The Neve has been responsible in helping to make history with releases such as Soundgarden’s GRAMMY-winning Louder Than Love, Pearl Jam’s multi-platinum debut Ten, and countless influential recordings that account for a total of over 25 million records sold. It has been in use nearly every day since its installation in 1985. Repairs are costly and have become more frequent.
London Bridge Studio owners Eric Lilavois, Geoff Ott, and Jonathan Plum, have seriously weighed and discussed fervently their options for the Neve; the studio needs some help in keeping its big heart beating.

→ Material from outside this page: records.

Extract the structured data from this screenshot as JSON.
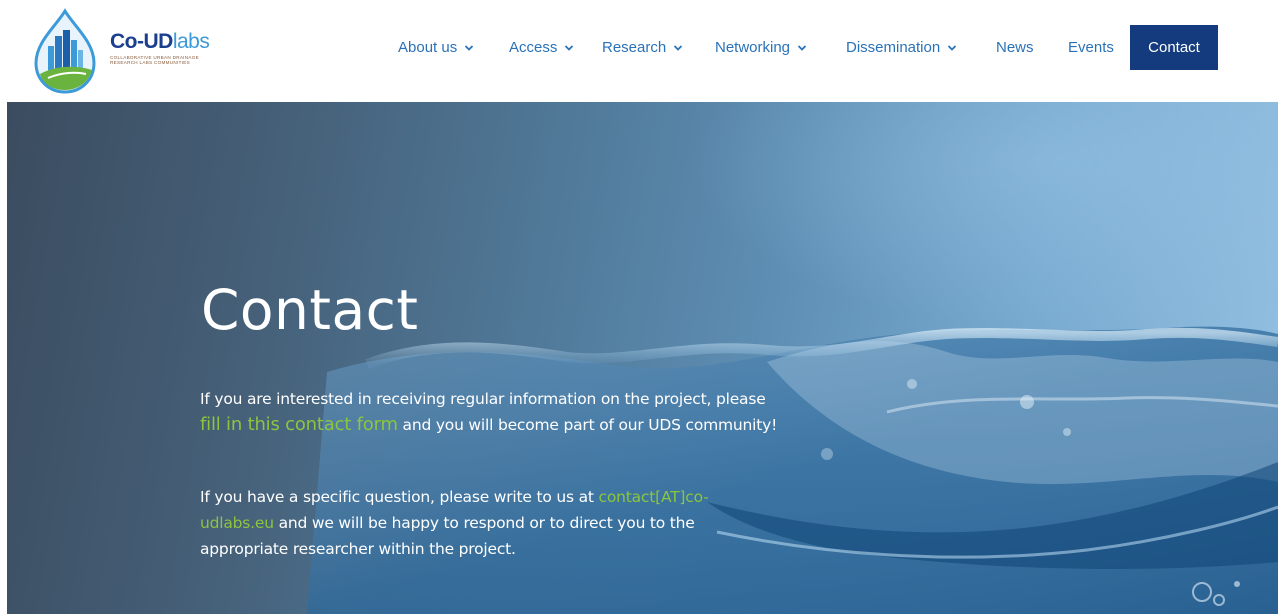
{
  "brand": {
    "title_prefix": "Co-UD",
    "title_suffix": "labs",
    "subtitle": "Collaborative Urban Drainage\nResearch Labs Communities",
    "colors": {
      "navy": "#1b3f8f",
      "light_blue": "#3c9ad8",
      "green": "#6bb33f"
    }
  },
  "nav": {
    "items": [
      {
        "label": "About us",
        "has_dropdown": true
      },
      {
        "label": "Access",
        "has_dropdown": true
      },
      {
        "label": "Research",
        "has_dropdown": true
      },
      {
        "label": "Networking",
        "has_dropdown": true
      },
      {
        "label": "Dissemination",
        "has_dropdown": true
      },
      {
        "label": "News",
        "has_dropdown": false
      },
      {
        "label": "Events",
        "has_dropdown": false
      },
      {
        "label": "Contact",
        "has_dropdown": false,
        "active": true
      }
    ],
    "colors": {
      "link": "#2a72b8",
      "active_bg": "#133b7d",
      "active_text": "#ffffff"
    }
  },
  "hero": {
    "title": "Contact",
    "p1_before": "If you are interested in receiving regular information on the project, please ",
    "p1_link": "fill in this contact form",
    "p1_after": " and you will become part of our UDS community!",
    "p2_before": "If you have a specific question, please write to us at ",
    "p2_link": "contact[AT]co-udlabs.eu",
    "p2_after": " and we will be happy to respond or to direct you to the appropriate researcher within the project.",
    "colors": {
      "text": "#ffffff",
      "link": "#8cc53f"
    },
    "background_image": "water-splash"
  },
  "icons": {
    "chevron": "chevron-down-icon",
    "logo": "drop-city-logo-icon"
  }
}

I have to admit that whilst I was aware that the Nazi’s carried out horrendous medical experiments on POW’s, I was not aware that the Japanese had done the same. Some of the most gruesome atrocities of World War II – medical experiments on Chinese, Russian and American prisoners – were committed in China by Japan’s infamous Unit 731. Unit 731 was first founded in 1932 in occupied China by Shiro Ishi of the Imperial Army of Japan. The Unit 731 complex covered six square kilometers and consisted of more than 150 buildings and was based in the Pingfang district of the city of Harbin in the puppet state of Manchukuo.. The design of the facilities made them hard to destroy by bombing.
Ishii’s “Secret of Secrets” was kept from thousands of employees at Unit 731. Prisoners would pass through tunnel entrances to the “death blocks” of blocks seven and eight, never to return again. The only thing guaranteed when entering either of these blocks was death and pain. The reason Ishii chose the remote location of Manchuria was in order to test specifically on live human subjects. Ishii accumulated most of his subjects from a detention camp called Hogoin in Pingfan. Russians who would not cooperate and give any information after being house at Hogoin would be sent straight to Unit 731. Though, seventy percent of the humans used were Chinese. “Unsuspecting and innocent people were also tricked into the clutches of Unit 731. Some were lured by the prospect of employment. Young boys, mothers and children, even pregnant women, were trapped”. Throughout the existence of Unit 731 in Pingfan, three thousand people were sacrificed. ” The prison was a vision of hell. Through the syphole cut in the steel doors of each cell, the plight of the chained prisoners could be seen. Some had rotting limbs, bits of bone protruding through skin blackened by necrosis. Others were sweating in high fever, writhing in agony or moaning in pain. Those who suffered from respiratory infections coughed incessantly. Some were bloated, some emaciated, and others were blistered or had open wounds. Many of the cells were communal. An infected person would be put with healthy prisoners to see how easily diseases spread. In desperation prisoners would try to practice primitive preventive medicine to escape contagion”. Female prisoners were raped daily and was almost routine among the guards. The doctors used various methods of dispersing the diseases. They could be sprayed invisibly, in gas chambers, or in food, drink, chocolates, melons, or crackers.